Exploring the coordination chemistry of thallium-201 and its therapeutic potential for use in molecular radionuclide therapy

Student thesis: Doctoral ThesisDoctor of Philosophy


201Tl (t1/2 = 73 hours) can be tracked in vivo by SPECT via its gamma emissions, whilst simultaneously delivering a potentially therapeutic dose to tumours via its low-energy Auger electron emissions (~37 Auger electrons/decay). Their high linear energy transfer (LET) and short range (typically <1 micrometre) make Auger electron-emitters attractive for molecular radionuclide therapy (MRT). Targeted delivery of 201Tl has been hindered due to lack of suitable bifunctional chelator chemistry. We aimed to find a chelator that forms a kinetically stable complex with Tl3+ and move on to developing a bioconjugate to selectively deliver radiotherapy to cancer cells.

A wide range of oxidation methods and chelators for Tl3+ have been evaluated, including DOTA, DTPA and H4pypa. The DNA damaging potential of [201Tl]Tl+ and [201Tl]Tl3+ was demonstrated using a cell free isolated plasmid DNA damage assay. Serum stability of radiolabelled [201Tl]Tl3+ complexes, incubated 37 °C, were monitored by RP-TLC at various time points (up to 144 h). These complexes were also investigated using MS, NMR and X-ray crystallography. Furthermore, a PSMA-targeting bioconjugate of H4pypa coupled to a PSMA peptide via a lipophilic linker, based on the structure of PSMA-617, was developed. This was subsequently radiolabelled with [201Tl]Tl3+. SPECT imaging was used to probe the in vivo biodistribution and stability of the [201Tl]Tl-pypa-PSMA bioconjugate in healthy SCID/beige mice, and compared to [201Tl]TlCl and [201Tl]TlCl3 . Additionally, DU145 PSMA-positive and PSMA-negative prostate cancer tumour xenograft models were used to investigate the bioconjugate’s biodistribution. 

Using iodobeads and HCl (0.5 M), [201T]Tl3+ was generated from commercially available [201Tl]Tl+ in a quick, simple and biologically friendly way. Gel electrophoresis results showed that [201Tl]Tl+ and [201Tl]Tl3+ both cause single and double strand breaks in DNA after incubation up to 144 hours. [nat/201Tl]Tl3+ was then shown to be chelated by various commercially available chelators such as DTPA and DOTA, as well as novel chelators such as H4pypa and H4noneunpa. H4pypa was radiolabelled in high radiochemical yields (98 ± 2 %) at RT within 15 minutes. The complex remained intact in serum for an hour, but integrity dropped to 61 % after 24 h and 44 % after 48 h. In vivo experiments using [201Tl]Tl-pypa-PSMA showed excretion through the kidneys and bladder with little heart uptake observed at early time points, suggesting adequate in vivo stability for delivery to tumours.
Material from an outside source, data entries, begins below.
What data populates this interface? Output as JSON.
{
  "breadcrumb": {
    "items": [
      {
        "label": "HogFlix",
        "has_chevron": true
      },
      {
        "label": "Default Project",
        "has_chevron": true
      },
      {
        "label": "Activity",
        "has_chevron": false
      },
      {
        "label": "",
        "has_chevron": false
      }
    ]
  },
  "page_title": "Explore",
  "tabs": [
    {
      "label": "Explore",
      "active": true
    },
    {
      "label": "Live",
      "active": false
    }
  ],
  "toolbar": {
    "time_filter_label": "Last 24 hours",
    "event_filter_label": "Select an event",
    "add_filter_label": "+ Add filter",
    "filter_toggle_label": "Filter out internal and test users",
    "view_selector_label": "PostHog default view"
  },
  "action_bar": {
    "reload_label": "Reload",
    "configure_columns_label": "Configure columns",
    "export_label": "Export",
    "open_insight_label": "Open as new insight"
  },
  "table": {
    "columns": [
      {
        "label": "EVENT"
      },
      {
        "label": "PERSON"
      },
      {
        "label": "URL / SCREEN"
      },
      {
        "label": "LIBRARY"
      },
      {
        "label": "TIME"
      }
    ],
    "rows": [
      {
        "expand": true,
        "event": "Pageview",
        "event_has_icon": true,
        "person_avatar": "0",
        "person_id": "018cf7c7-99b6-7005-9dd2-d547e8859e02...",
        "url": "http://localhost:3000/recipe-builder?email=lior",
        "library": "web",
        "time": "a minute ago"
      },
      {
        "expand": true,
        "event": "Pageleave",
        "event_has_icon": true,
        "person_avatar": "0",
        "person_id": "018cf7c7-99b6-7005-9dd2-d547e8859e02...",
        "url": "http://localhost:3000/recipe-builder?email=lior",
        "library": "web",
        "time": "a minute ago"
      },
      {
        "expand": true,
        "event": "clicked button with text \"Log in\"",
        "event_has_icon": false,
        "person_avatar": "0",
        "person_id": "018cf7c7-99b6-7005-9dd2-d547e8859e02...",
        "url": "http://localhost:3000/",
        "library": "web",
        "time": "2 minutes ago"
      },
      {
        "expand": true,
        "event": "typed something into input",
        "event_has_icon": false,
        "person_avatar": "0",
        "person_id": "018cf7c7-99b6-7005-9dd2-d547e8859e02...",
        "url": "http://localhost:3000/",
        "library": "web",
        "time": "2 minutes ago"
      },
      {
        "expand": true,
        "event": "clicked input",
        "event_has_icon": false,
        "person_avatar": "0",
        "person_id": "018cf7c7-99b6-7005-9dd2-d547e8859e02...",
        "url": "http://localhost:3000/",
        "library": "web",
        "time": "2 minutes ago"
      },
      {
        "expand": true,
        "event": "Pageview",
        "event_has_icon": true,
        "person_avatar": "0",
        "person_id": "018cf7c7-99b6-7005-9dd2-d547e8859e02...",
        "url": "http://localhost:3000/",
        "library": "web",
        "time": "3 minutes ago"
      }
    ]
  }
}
In contrast, [201Tl]TlCl and [201Tl]TlCl3 both showed high heart uptake at 15 minutes, and renal excretion over the following hour. The DU145 PSMA positive and negative tumour models showed higher uptake in the positive tumour compared to the negative. However, due to the reduction potential of Tl3+, the radiometal is likely to be reduced, dissociate from the chelator and then be effluxed from the tumour cells.

[201Tl]TlCl3 can be readily produced from [nat/201Tl]TlCl and both oxidation states can cause SSBs and DSBs to DNA. [201Tl]Tl3+ can be chelated at RT within 15 minutes using a number of chelators. The [201Tl]Tl-pypa complex showed good serum stability in human serum. A PSMA bioconjugate was synthesised and radiolabelled, followed by in vivo biodistribution studies that revealed fast renal clearance with no evidence of [201Tl]Tl3+ release. Promising radiobiological evaluation of the 201Tl in a plasmid assay highlights the potential use of 201Tl for use as a theragnostic agent to deliver a therapeutic dose, while being tracked within the body using SPECT imaging.
Date of Award1 May 2022
Original languageEnglish
Awarding Institution
  • King's College London
SupervisorSamantha Terry (Supervisor) & Philip Blower (Supervisor)

Cite this